- **Exercise**: The entries below should be given again exactly, minus their pictures.

- **Records for this exercise**:
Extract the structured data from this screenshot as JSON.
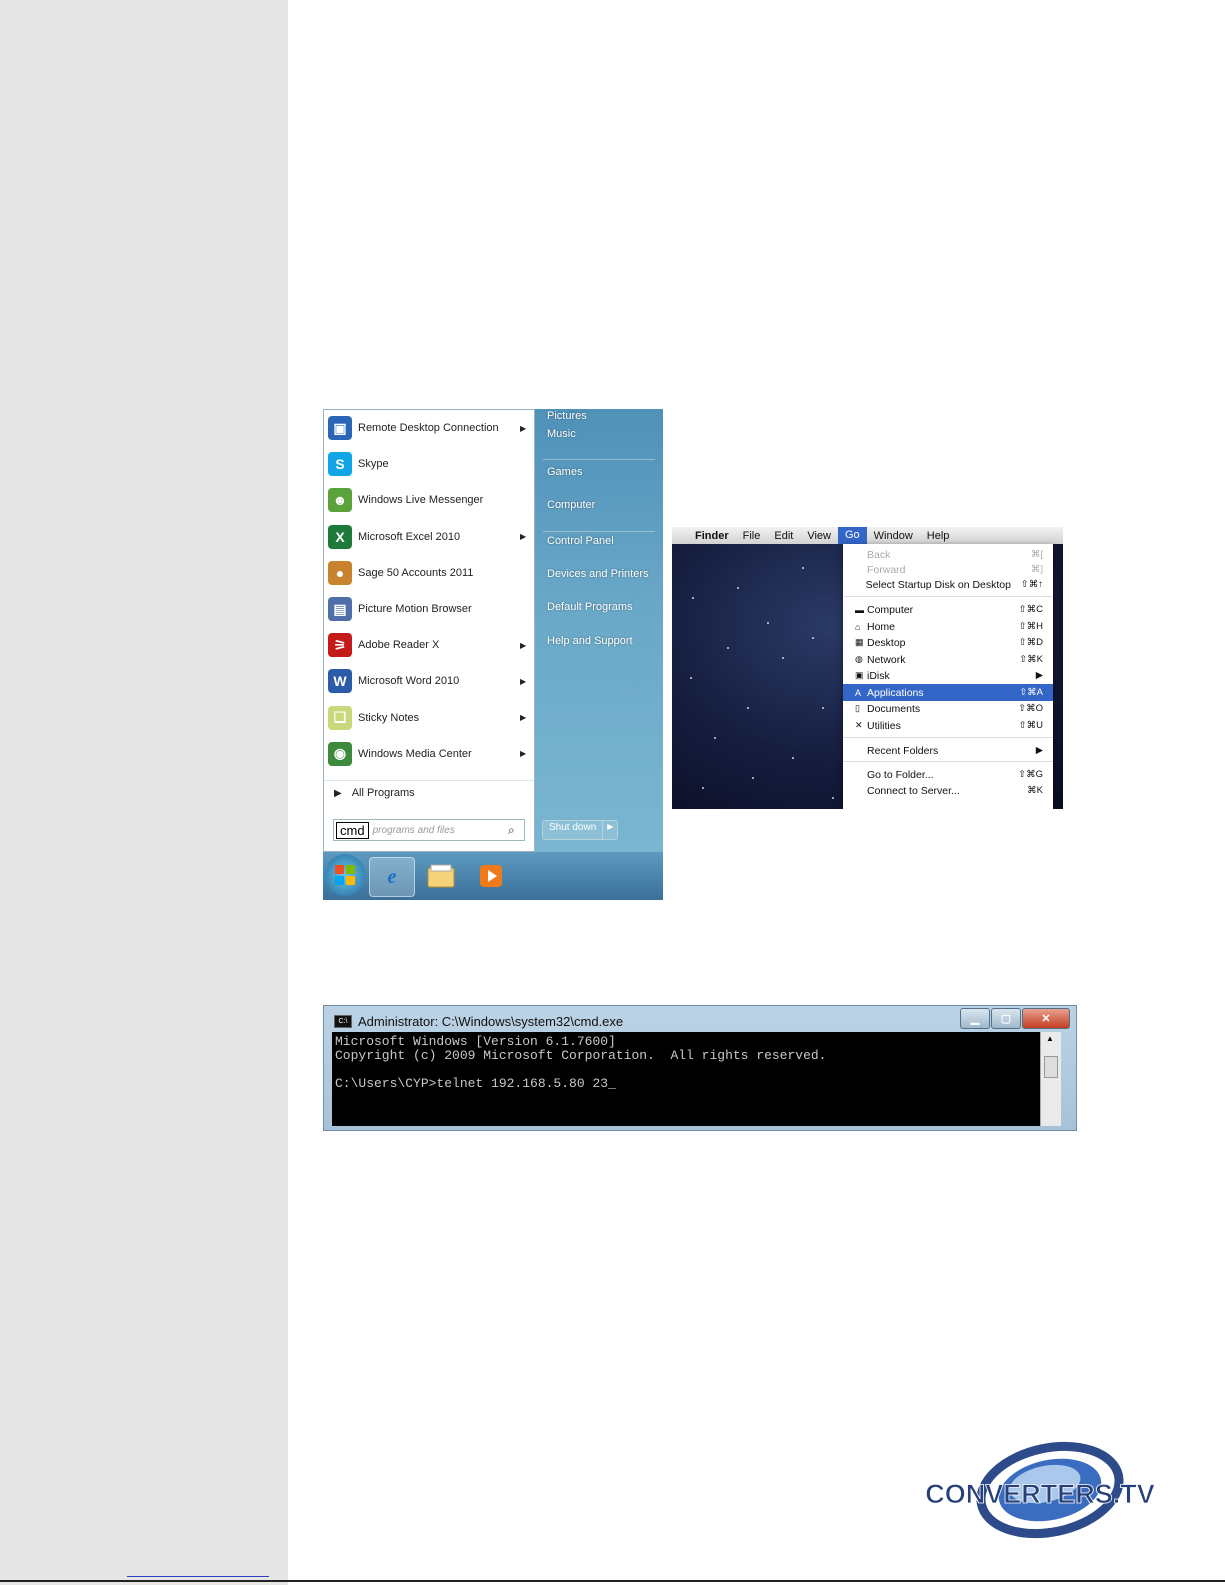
{
  "win7": {
    "programs": [
      {
        "label": "Remote Desktop Connection",
        "icon": "remote-desktop-icon",
        "arrow": true
      },
      {
        "label": "Skype",
        "icon": "skype-icon",
        "arrow": false
      },
      {
        "label": "Windows Live Messenger",
        "icon": "messenger-icon",
        "arrow": false
      },
      {
        "label": "Microsoft Excel 2010",
        "icon": "excel-icon",
        "arrow": true
      },
      {
        "label": "Sage 50 Accounts 2011",
        "icon": "sage-icon",
        "arrow": false
      },
      {
        "label": "Picture Motion Browser",
        "icon": "picture-browser-icon",
        "arrow": false
      },
      {
        "label": "Adobe Reader X",
        "icon": "adobe-reader-icon",
        "arrow": true
      },
      {
        "label": "Microsoft Word 2010",
        "icon": "word-icon",
        "arrow": true
      },
      {
        "label": "Sticky Notes",
        "icon": "sticky-notes-icon",
        "arrow": true
      },
      {
        "label": "Windows Media Center",
        "icon": "media-center-icon",
        "arrow": true
      }
    ],
    "all_programs": "All Programs",
    "search_value": "cmd",
    "search_placeholder": "programs and files",
    "right_links": [
      "Pictures",
      "Music",
      "Games",
      "Computer",
      "Control Panel",
      "Devices and Printers",
      "Default Programs",
      "Help and Support"
    ],
    "shutdown_label": "Shut down"
  },
  "mac": {
    "menubar": [
      "Finder",
      "File",
      "Edit",
      "View",
      "Go",
      "Window",
      "Help"
    ],
    "go_menu": [
      {
        "label": "Back",
        "shortcut": "⌘[",
        "disabled": true
      },
      {
        "label": "Forward",
        "shortcut": "⌘]",
        "disabled": true
      },
      {
        "label": "Select Startup Disk on Desktop",
        "shortcut": "⇧⌘↑"
      },
      {
        "label": "Computer",
        "shortcut": "⇧⌘C",
        "icon": "computer-icon"
      },
      {
        "label": "Home",
        "shortcut": "⇧⌘H",
        "icon": "home-icon"
      },
      {
        "label": "Desktop",
        "shortcut": "⇧⌘D",
        "icon": "desktop-icon"
      },
      {
        "label": "Network",
        "shortcut": "⇧⌘K",
        "icon": "network-icon"
      },
      {
        "label": "iDisk",
        "shortcut": "▶",
        "icon": "idisk-icon"
      },
      {
        "label": "Applications",
        "shortcut": "⇧⌘A",
        "icon": "applications-icon",
        "selected": true
      },
      {
        "label": "Documents",
        "shortcut": "⇧⌘O",
        "icon": "documents-icon"
      },
      {
        "label": "Utilities",
        "shortcut": "⇧⌘U",
        "icon": "utilities-icon"
      },
      {
        "label": "Recent Folders",
        "shortcut": "▶"
      },
      {
        "label": "Go to Folder...",
        "shortcut": "⇧⌘G"
      },
      {
        "label": "Connect to Server...",
        "shortcut": "⌘K"
      }
    ]
  },
  "cmd": {
    "title": "Administrator: C:\\Windows\\system32\\cmd.exe",
    "lines": [
      "Microsoft Windows [Version 6.1.7600]",
      "Copyright (c) 2009 Microsoft Corporation.  All rights reserved.",
      "",
      "C:\\Users\\CYP>telnet 192.168.5.80 23_"
    ]
  },
  "logo": {
    "text": "CONVERTERS.TV"
  }
}
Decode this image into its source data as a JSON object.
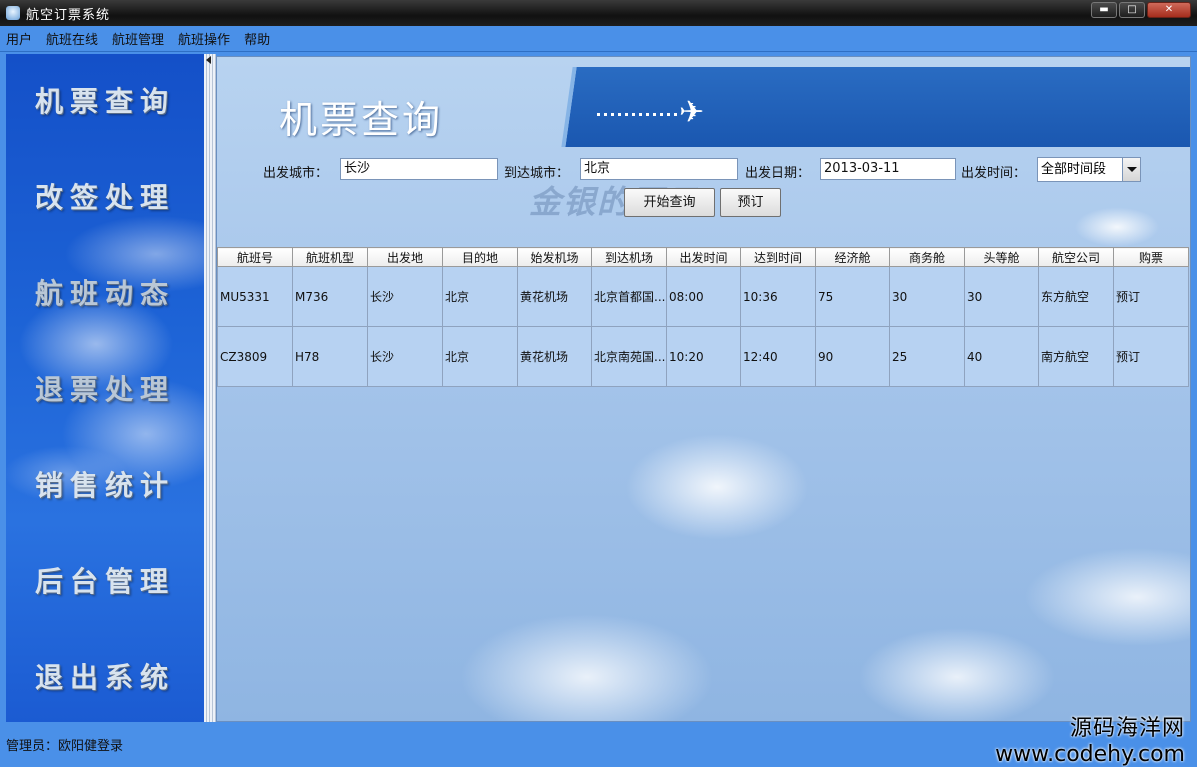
{
  "window": {
    "title": "航空订票系统",
    "min_label": "▬",
    "max_label": "□",
    "close_label": "✕"
  },
  "menu": [
    "用户",
    "航班在线",
    "航班管理",
    "航班操作",
    "帮助"
  ],
  "nav": [
    "机票查询",
    "改签处理",
    "航班动态",
    "退票处理",
    "销售统计",
    "后台管理",
    "退出系统"
  ],
  "main": {
    "page_title": "机票查询",
    "watermark": "金银的豆子",
    "search": {
      "from_label": "出发城市：",
      "from_value": "长沙",
      "to_label": "到达城市：",
      "to_value": "北京",
      "date_label": "出发日期：",
      "date_value": "2013-03-11",
      "time_label": "出发时间：",
      "time_value": "全部时间段"
    },
    "buttons": {
      "search": "开始查询",
      "book": "预订"
    }
  },
  "table": {
    "headers": [
      "航班号",
      "航班机型",
      "出发地",
      "目的地",
      "始发机场",
      "到达机场",
      "出发时间",
      "达到时间",
      "经济舱",
      "商务舱",
      "头等舱",
      "航空公司",
      "购票"
    ],
    "rows": [
      [
        "MU5331",
        "M736",
        "长沙",
        "北京",
        "黄花机场",
        "北京首都国...",
        "08:00",
        "10:36",
        "75",
        "30",
        "30",
        "东方航空",
        "预订"
      ],
      [
        "CZ3809",
        "H78",
        "长沙",
        "北京",
        "黄花机场",
        "北京南苑国...",
        "10:20",
        "12:40",
        "90",
        "25",
        "40",
        "南方航空",
        "预订"
      ]
    ]
  },
  "status": {
    "text": "管理员：欧阳健登录"
  },
  "site_watermark": {
    "cn": "源码海洋网",
    "url": "www.codehy.com"
  }
}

- **Solution to the exercise**:
Extract the structured data from this screenshot as JSON.
{
  "win7": {
    "programs": [
      {
        "label": "Remote Desktop Connection",
        "icon": "remote-desktop-icon",
        "arrow": true
      },
      {
        "label": "Skype",
        "icon": "skype-icon",
        "arrow": false
      },
      {
        "label": "Windows Live Messenger",
        "icon": "messenger-icon",
        "arrow": false
      },
      {
        "label": "Microsoft Excel 2010",
        "icon": "excel-icon",
        "arrow": true
      },
      {
        "label": "Sage 50 Accounts 2011",
        "icon": "sage-icon",
        "arrow": false
      },
      {
        "label": "Picture Motion Browser",
        "icon": "picture-browser-icon",
        "arrow": false
      },
      {
        "label": "Adobe Reader X",
        "icon": "adobe-reader-icon",
        "arrow": true
      },
      {
        "label": "Microsoft Word 2010",
        "icon": "word-icon",
        "arrow": true
      },
      {
        "label": "Sticky Notes",
        "icon": "sticky-notes-icon",
        "arrow": true
      },
      {
        "label": "Windows Media Center",
        "icon": "media-center-icon",
        "arrow": true
      }
    ],
    "all_programs": "All Programs",
    "search_value": "cmd",
    "search_placeholder": "programs and files",
    "right_links": [
      "Pictures",
      "Music",
      "Games",
      "Computer",
      "Control Panel",
      "Devices and Printers",
      "Default Programs",
      "Help and Support"
    ],
    "shutdown_label": "Shut down"
  },
  "mac": {
    "menubar": [
      "Finder",
      "File",
      "Edit",
      "View",
      "Go",
      "Window",
      "Help"
    ],
    "go_menu": [
      {
        "label": "Back",
        "shortcut": "⌘[",
        "disabled": true
      },
      {
        "label": "Forward",
        "shortcut": "⌘]",
        "disabled": true
      },
      {
        "label": "Select Startup Disk on Desktop",
        "shortcut": "⇧⌘↑"
      },
      {
        "label": "Computer",
        "shortcut": "⇧⌘C",
        "icon": "computer-icon"
      },
      {
        "label": "Home",
        "shortcut": "⇧⌘H",
        "icon": "home-icon"
      },
      {
        "label": "Desktop",
        "shortcut": "⇧⌘D",
        "icon": "desktop-icon"
      },
      {
        "label": "Network",
        "shortcut": "⇧⌘K",
        "icon": "network-icon"
      },
      {
        "label": "iDisk",
        "shortcut": "▶",
        "icon": "idisk-icon"
      },
      {
        "label": "Applications",
        "shortcut": "⇧⌘A",
        "icon": "applications-icon",
        "selected": true
      },
      {
        "label": "Documents",
        "shortcut": "⇧⌘O",
        "icon": "documents-icon"
      },
      {
        "label": "Utilities",
        "shortcut": "⇧⌘U",
        "icon": "utilities-icon"
      },
      {
        "label": "Recent Folders",
        "shortcut": "▶"
      },
      {
        "label": "Go to Folder...",
        "shortcut": "⇧⌘G"
      },
      {
        "label": "Connect to Server...",
        "shortcut": "⌘K"
      }
    ]
  },
  "cmd": {
    "title": "Administrator: C:\\Windows\\system32\\cmd.exe",
    "lines": [
      "Microsoft Windows [Version 6.1.7600]",
      "Copyright (c) 2009 Microsoft Corporation.  All rights reserved.",
      "",
      "C:\\Users\\CYP>telnet 192.168.5.80 23_"
    ]
  },
  "logo": {
    "text": "CONVERTERS.TV"
  }
}
Decode this image into its source data as a JSON object.
{
  "window": {
    "title": "航空订票系统",
    "min_label": "▬",
    "max_label": "□",
    "close_label": "✕"
  },
  "menu": [
    "用户",
    "航班在线",
    "航班管理",
    "航班操作",
    "帮助"
  ],
  "nav": [
    "机票查询",
    "改签处理",
    "航班动态",
    "退票处理",
    "销售统计",
    "后台管理",
    "退出系统"
  ],
  "main": {
    "page_title": "机票查询",
    "watermark": "金银的豆子",
    "search": {
      "from_label": "出发城市：",
      "from_value": "长沙",
      "to_label": "到达城市：",
      "to_value": "北京",
      "date_label": "出发日期：",
      "date_value": "2013-03-11",
      "time_label": "出发时间：",
      "time_value": "全部时间段"
    },
    "buttons": {
      "search": "开始查询",
      "book": "预订"
    }
  },
  "table": {
    "headers": [
      "航班号",
      "航班机型",
      "出发地",
      "目的地",
      "始发机场",
      "到达机场",
      "出发时间",
      "达到时间",
      "经济舱",
      "商务舱",
      "头等舱",
      "航空公司",
      "购票"
    ],
    "rows": [
      [
        "MU5331",
        "M736",
        "长沙",
        "北京",
        "黄花机场",
        "北京首都国...",
        "08:00",
        "10:36",
        "75",
        "30",
        "30",
        "东方航空",
        "预订"
      ],
      [
        "CZ3809",
        "H78",
        "长沙",
        "北京",
        "黄花机场",
        "北京南苑国...",
        "10:20",
        "12:40",
        "90",
        "25",
        "40",
        "南方航空",
        "预订"
      ]
    ]
  },
  "status": {
    "text": "管理员：欧阳健登录"
  },
  "site_watermark": {
    "cn": "源码海洋网",
    "url": "www.codehy.com"
  }
}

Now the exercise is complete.